Last week I attended a public lecture on healthy eating behaviour and weight management (which I realise is a pretty dull start to a blog post – but bear with me). The reason I feel compelled to write about it is that actually, it was the best Tuesday night I’ve spent in ages. There was no mention of menu planning, protein to carb ratios or meal replacement shakes – but get this: we all had to eat a Mars Bar together. Now that’s what I call professional development.
Colleagues reading this post have probably guessed who I’m talking about. Dr Rick Kausman has been working to help people eat well and take control of their weight for over twenty-five years, but the big news is that he doesn’t believe in dieting.

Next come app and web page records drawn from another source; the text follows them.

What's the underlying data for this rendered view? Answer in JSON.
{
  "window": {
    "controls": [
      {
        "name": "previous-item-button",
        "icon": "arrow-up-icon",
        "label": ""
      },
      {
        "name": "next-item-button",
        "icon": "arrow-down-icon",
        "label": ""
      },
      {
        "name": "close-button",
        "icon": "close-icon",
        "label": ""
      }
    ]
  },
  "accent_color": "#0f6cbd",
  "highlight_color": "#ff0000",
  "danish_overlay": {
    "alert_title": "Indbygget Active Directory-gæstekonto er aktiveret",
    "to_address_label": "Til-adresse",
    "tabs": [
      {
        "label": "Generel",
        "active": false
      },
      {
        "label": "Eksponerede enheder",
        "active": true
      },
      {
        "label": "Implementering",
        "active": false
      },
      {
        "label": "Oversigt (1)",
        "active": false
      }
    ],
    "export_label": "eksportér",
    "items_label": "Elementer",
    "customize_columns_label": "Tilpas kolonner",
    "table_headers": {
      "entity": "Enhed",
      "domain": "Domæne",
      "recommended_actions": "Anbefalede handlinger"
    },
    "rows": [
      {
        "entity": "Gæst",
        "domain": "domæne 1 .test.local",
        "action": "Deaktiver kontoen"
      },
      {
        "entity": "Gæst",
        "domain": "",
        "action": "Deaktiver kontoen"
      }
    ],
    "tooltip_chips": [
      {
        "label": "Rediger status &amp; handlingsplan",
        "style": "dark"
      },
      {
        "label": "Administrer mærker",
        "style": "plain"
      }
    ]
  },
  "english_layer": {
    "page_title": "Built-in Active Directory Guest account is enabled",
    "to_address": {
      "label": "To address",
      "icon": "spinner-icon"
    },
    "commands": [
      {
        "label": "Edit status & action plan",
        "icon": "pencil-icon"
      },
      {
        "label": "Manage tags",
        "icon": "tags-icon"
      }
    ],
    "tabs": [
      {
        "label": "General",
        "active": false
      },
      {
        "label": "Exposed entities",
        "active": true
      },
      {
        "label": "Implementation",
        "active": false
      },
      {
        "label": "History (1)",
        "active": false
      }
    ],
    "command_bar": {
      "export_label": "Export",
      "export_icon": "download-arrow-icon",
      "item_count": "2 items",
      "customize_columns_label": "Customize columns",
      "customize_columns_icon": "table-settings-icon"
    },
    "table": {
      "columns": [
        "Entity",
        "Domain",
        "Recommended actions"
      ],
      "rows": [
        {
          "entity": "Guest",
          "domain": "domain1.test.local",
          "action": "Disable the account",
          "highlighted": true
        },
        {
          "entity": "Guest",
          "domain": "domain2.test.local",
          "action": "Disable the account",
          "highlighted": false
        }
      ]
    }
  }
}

So how on earth does he help overweight people without putting them on a diet? Well that is just it.
Rick recognises that dieting (however you do it) only works in the short term. Because whether you’re counting calories, or banning whole food groups – you’re essentially suspending ‘normal’ behaviour, for the purpose of losing weight. In an existential way, he describes it as a bit like holding your breath.
But here’s the thing that really struck a cord with me: Instead of blaming the diet when it all goes to pot, we always blame ourselves.
“The diet worked and I lost some weight, but then I mucked it up. I put the weight back on”
Sound familiar? In the long term, diets do more harm than good, with the vast majority ending up right back where they started, plus a few extra kilos and an extra dollop of shame – thanks for playing. Case in point is our national treasure and ex-Jenny Craig poster girl Magda Szubanski – who lost upwards of 35kg with Jenny Craig back in 2009, only to be resigned in 2014 to do it all over again (and then dropped six months later).
The truth is that most overweight people have a pretty decent idea of how to eat better and exercise more. Many are good at losing the weight – but just not keeping it off. They’ve been there, done that, and bought the t-shirt (in a variety of sizes).
But what Rick Kausman’s experience has taught him is that exercise and nutrition are only two small pieces of a very large puzzle. And you can’t solve a puzzle when you’re missing most of the pieces. Fabulous – right there. I think I have nerdy, non-sexual crush on an older married man.
So what are the other missing pieces? Here’s my three take away messages:
1. Mindful eating. We need to start listening to our bodies.
So many of us have lost touch with the way we eat. We’re wolfing food down so fast that we barely have time to register fullness or pleasure. Or we’re mindlessly nibbling our kids’ toast scraps at the kitchen bench. Sometimes, we eat just because it’s there, and sometimes because we’re anxious, exhausted or bored.
This is what Rick refers to as non-hungry eating. It’s normal and totally okay to do some of the time, but do it on a regular basis, and you’re tricking your body into consuming more fuel than it really needs.
Rick teaches his clients to practice mindful eating, by recording their hunger levels and state of mind using a food awareness diary. He uses the Mars Bar exercise (God bless him) to demonstrate how with practice, mindful eaters are able to eat less, and enjoy it more. The simple, yet powerful question he proposes is ‘I can have it if I want it, but do I really feel like it?’
And that leads me on to my next point:
2. We need to ditch the food guilt
Fitspo? Clean eating? Detoxing? How have these ridiculous, self-riteous concepts ever helped overweight people? I’ve said this before, but man, we really need to stop thinking of foods as good or bad, right or wrong, clean or dirty. That goes for us, and doubly so for how we talk to our children about food.
As parents, most of us have done it before – and I’ll put my hand up here. Against my better judgement, I’ve caught myself calling food ‘rubbish’ in front of my children. But does it stop them wanting the alluringly packaged, disturbingly coloured, salty-sweet ‘junk’ in question? No. This kind of language just encourages guilt and shame around food. And as a mum (and a dietitian), that’s certainly not what I want to impart.
It may sound a bit naff when you first say it out loud, but talking about ‘everyday’ and ‘sometimes’ foods is an infinitely more helpful and effective approach.
3. A number on the scales shouldn’t be mistaken for a measure of health and wellbeing
On my final point here, please don’t get me wrong – I’m well aware that obesity is a huge health and economic burden in Australia today. It’s just that I don’t see how our obsession with weighing and measuring, diet ‘policing’ and fat-shaming is going to help.
It’s time to recognise and foster the idea that healthy bodies come in a variety of shapes and sizes. As health professionals, we need to shift the focus onto the person – helping them to improve their self esteem, and motivating them to nurture (rather than detest) their bodies. It’s called the person centred, non-diet approach, and the word is slowly spreading.